### [Exercise description]
Every record below should be printed exactly as given.

### [Data listing]
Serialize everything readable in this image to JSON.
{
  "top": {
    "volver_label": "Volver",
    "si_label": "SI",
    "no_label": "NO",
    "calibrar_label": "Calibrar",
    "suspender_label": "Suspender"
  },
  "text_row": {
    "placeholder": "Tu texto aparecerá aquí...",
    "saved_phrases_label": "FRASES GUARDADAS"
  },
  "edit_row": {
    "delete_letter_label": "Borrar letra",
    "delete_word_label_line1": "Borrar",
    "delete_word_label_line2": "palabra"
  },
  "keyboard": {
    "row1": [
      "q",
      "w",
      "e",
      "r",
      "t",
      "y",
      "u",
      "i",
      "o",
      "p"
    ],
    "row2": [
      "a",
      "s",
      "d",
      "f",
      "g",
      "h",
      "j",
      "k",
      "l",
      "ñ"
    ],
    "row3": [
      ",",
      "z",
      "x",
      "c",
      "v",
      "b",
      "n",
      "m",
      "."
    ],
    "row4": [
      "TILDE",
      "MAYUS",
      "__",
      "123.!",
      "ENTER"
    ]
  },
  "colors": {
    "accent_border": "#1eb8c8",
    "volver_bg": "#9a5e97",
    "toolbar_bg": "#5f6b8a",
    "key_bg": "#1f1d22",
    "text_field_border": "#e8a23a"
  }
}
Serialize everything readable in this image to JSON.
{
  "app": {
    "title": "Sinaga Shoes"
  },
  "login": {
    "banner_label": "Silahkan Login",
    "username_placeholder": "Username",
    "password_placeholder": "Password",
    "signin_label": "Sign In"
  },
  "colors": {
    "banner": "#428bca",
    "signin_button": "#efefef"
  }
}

### [Result of this exercise]
Serialize everything readable in this image to JSON.
{
  "top": {
    "volver_label": "Volver",
    "si_label": "SI",
    "no_label": "NO",
    "calibrar_label": "Calibrar",
    "suspender_label": "Suspender"
  },
  "text_row": {
    "placeholder": "Tu texto aparecerá aquí...",
    "saved_phrases_label": "FRASES GUARDADAS"
  },
  "edit_row": {
    "delete_letter_label": "Borrar letra",
    "delete_word_label_line1": "Borrar",
    "delete_word_label_line2": "palabra"
  },
  "keyboard": {
    "row1": [
      "q",
      "w",
      "e",
      "r",
      "t",
      "y",
      "u",
      "i",
      "o",
      "p"
    ],
    "row2": [
      "a",
      "s",
      "d",
      "f",
      "g",
      "h",
      "j",
      "k",
      "l",
      "ñ"
    ],
    "row3": [
      ",",
      "z",
      "x",
      "c",
      "v",
      "b",
      "n",
      "m",
      "."
    ],
    "row4": [
      "TILDE",
      "MAYUS",
      "__",
      "123.!",
      "ENTER"
    ]
  },
  "colors": {
    "accent_border": "#1eb8c8",
    "volver_bg": "#9a5e97",
    "toolbar_bg": "#5f6b8a",
    "key_bg": "#1f1d22",
    "text_field_border": "#e8a23a"
  }
}
Serialize everything readable in this image to JSON.
{
  "app": {
    "title": "Sinaga Shoes"
  },
  "login": {
    "banner_label": "Silahkan Login",
    "username_placeholder": "Username",
    "password_placeholder": "Password",
    "signin_label": "Sign In"
  },
  "colors": {
    "banner": "#428bca",
    "signin_button": "#efefef"
  }
}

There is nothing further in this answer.